Then I had a really busy week. I performed with my dance team and helped organize the social at which we performed. I got my daughter and myself ready for a week in Yosemite with her class at which I was a chaperone. There were extra rehearsals for me, and extra violin lessons for her since her recital is coming up soon. Arrangements for her birthday were being made, laundry and purchasing supplies and trying to get as much work and studying done in advance. I completely forgot about my angel word.

  1. combination or composition, in particular.
    • the combination of ideas to form a theory or system.
      noun: synthesis; plural noun: syntheses
      “the synthesis of intellect and emotion in his work”

Monday morning I boarded the bus with the sixth graders for a five day trip to Yosemite with the NatureBridge organization. I love being outdoors and have enjoyed bringing Nature related activities and programs into the schools to pass on my love of the natural world to children. I was looking forward to this week, although I find this age group to be less exuberant and engaged with the enchantment of the Natural world. They have to stay cool. I was prepared to meet them where they were though, and to see if I could open their eyes and hearts to the magic and exuberance of the natural world. I had no idea that I would be the one doing most of the learning that week.

As the NatureBridge guide and 10 sixth graders and I walked through meadows, through creeks, up steep trails and marveled at the waterfalls in this beautiful valley with granite walls I reflected on things I had learned over the past few months about myself. I also connected with what was unique and wonderful in each of these children as they are leaving childhood behind and are not yet adults. In coaching we often examine how our current view of our reality is formed as a child. This view is still real in our minds and comes up as our inner child. I watched as they were forming their view of what it means to be a part of the adult world and what their place is in it. There is real hope here.

As a group we really bonded on the challenge hike. It took grit from everyone to make it up this steep trail and particularly up the mist trail. The stairs are steep and slippery and it is crowded. I read the doubt in the eyes of some of the kids, thinking they couldn’t do it. I had to remind them -“You’ve got this!” as they faced a step higher than their knees. I reached out my hand for support and while they could easily have used it to pull themselves up, they used to simply for balance. It didn’t take more physical strength on my part to reach out and help them, it took stamina of a different kind. Yet they received what I offered them genuinely and with appreciation and kept going. They learned that the mental game is the real battle.

It struck me that this week brought together two of my passions -my passion of connecting to the natural world and my passion for connecting with people ad helping them connect with themselves. Nature has a way of quieting my mind chatter so I can see what I am grateful for, so I appreciate my place in the ecosystem of the world as well as appreciating my place with other people.

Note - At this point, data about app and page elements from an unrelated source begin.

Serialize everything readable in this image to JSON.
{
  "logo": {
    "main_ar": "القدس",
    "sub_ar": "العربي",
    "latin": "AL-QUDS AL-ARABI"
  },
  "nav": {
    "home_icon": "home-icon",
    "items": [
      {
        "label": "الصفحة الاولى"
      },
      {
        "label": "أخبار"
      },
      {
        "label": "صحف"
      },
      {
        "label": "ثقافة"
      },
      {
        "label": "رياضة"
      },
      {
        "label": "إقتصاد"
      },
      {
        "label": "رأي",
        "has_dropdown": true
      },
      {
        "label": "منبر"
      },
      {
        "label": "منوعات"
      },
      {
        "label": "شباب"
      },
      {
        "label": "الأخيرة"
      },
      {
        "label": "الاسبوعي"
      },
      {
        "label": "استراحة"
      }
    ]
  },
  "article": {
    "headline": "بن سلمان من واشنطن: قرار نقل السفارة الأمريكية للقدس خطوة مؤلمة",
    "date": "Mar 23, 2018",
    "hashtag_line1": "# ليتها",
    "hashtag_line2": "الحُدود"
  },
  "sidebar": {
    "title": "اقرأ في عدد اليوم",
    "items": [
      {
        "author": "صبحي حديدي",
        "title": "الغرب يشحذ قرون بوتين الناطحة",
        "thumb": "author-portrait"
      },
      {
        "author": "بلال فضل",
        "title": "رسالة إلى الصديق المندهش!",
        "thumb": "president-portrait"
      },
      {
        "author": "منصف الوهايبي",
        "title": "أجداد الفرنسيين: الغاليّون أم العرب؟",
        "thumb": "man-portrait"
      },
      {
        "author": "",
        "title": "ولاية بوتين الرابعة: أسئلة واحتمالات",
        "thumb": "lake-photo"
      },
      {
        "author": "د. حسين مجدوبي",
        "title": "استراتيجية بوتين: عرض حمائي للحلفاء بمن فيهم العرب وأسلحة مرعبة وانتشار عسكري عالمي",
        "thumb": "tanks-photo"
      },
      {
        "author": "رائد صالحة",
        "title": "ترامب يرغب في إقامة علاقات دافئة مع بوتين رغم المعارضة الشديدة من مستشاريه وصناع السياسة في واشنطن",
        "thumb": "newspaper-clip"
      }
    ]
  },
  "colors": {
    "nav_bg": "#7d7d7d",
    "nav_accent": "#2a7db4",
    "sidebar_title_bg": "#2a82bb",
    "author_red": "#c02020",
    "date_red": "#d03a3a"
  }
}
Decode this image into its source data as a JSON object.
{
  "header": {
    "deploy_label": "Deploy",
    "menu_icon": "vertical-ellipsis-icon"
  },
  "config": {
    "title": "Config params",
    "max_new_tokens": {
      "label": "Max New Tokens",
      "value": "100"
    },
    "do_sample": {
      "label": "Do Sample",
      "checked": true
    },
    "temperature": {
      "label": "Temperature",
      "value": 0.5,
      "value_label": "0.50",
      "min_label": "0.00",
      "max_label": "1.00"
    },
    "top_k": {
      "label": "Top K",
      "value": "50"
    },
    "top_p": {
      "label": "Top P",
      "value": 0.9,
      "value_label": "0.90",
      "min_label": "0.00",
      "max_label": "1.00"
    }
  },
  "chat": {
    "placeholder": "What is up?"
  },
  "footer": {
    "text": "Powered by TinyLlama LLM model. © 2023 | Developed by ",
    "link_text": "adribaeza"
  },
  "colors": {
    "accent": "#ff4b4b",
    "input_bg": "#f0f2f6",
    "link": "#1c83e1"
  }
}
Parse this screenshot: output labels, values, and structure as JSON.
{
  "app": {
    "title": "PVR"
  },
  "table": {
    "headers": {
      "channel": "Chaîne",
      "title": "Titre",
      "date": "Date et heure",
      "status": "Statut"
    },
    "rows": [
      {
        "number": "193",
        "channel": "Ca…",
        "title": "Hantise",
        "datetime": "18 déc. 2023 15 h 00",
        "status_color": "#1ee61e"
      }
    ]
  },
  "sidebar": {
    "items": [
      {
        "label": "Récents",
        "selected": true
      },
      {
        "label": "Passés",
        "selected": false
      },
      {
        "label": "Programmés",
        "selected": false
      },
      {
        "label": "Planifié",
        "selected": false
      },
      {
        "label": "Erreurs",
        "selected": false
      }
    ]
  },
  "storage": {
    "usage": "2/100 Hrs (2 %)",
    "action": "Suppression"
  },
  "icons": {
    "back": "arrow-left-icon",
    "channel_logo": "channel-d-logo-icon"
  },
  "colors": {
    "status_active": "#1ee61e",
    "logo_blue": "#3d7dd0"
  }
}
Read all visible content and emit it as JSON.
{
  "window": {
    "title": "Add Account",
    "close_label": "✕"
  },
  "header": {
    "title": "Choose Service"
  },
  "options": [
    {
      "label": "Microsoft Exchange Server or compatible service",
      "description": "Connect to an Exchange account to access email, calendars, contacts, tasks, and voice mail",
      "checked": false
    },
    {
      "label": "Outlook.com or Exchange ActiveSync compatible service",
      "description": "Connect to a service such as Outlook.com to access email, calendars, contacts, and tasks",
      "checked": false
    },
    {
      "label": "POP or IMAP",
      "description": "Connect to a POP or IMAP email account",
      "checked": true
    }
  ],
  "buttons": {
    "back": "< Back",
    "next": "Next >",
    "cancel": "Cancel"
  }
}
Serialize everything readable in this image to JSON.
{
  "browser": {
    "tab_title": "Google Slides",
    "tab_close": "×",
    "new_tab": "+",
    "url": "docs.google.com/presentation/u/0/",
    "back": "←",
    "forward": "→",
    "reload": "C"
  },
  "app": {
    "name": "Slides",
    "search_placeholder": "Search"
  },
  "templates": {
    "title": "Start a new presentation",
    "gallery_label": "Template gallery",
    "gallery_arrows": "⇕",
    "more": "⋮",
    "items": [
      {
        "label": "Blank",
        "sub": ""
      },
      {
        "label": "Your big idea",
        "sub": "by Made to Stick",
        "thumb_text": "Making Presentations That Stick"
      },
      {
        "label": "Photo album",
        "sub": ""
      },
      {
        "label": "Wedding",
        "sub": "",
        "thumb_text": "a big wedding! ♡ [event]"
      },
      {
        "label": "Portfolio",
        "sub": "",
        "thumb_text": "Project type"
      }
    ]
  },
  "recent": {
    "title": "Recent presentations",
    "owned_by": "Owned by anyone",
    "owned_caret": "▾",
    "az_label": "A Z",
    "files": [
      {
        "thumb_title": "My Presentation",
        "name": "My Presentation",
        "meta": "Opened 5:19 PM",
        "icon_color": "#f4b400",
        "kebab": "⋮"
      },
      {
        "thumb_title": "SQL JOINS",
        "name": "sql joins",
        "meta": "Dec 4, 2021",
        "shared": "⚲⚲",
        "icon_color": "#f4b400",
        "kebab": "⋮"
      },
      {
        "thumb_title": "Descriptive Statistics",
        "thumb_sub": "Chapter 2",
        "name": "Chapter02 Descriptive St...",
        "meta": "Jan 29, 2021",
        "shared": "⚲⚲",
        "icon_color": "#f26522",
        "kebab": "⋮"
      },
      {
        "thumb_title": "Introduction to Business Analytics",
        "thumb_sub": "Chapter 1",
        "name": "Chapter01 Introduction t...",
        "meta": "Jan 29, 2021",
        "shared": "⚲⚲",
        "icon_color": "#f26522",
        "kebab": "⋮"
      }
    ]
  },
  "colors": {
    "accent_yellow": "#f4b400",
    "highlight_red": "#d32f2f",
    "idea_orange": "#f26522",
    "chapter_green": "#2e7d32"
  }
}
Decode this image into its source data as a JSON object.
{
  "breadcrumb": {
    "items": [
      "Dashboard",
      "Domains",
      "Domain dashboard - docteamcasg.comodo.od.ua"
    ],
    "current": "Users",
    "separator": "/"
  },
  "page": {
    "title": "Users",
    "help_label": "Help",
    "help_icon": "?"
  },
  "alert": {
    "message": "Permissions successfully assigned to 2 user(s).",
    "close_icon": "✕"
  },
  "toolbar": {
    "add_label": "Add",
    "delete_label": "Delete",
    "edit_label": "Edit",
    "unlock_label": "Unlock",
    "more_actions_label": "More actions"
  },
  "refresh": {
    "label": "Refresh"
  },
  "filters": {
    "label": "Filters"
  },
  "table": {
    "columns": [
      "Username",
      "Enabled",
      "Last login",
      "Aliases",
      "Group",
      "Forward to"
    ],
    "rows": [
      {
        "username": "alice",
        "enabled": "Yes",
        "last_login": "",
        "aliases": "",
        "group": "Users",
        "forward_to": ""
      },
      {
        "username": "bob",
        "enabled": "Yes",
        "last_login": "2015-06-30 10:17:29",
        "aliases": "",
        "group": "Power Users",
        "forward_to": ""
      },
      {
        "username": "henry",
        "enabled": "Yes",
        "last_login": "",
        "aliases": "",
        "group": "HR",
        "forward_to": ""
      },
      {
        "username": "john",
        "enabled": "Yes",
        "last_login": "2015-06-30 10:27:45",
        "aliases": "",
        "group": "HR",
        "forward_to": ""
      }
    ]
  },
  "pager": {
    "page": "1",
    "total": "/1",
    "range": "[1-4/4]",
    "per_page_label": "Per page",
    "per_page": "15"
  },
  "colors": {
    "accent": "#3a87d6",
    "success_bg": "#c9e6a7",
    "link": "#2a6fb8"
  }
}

I guess the lesson is not to give up on an idea too soon. It may still be relevant at some time. My other lesson is that if the significance of it is not readily apparent, don’t waste too much time pondering it. It will resurface when you need it so, as will all things, it is best to hold the idea lightly and without attachment. My question for you is -when do you feel most grounded and in touch with the world around you. When do you feel most connected to the important people in your life? What do you need to do to cultivate more of this in your life?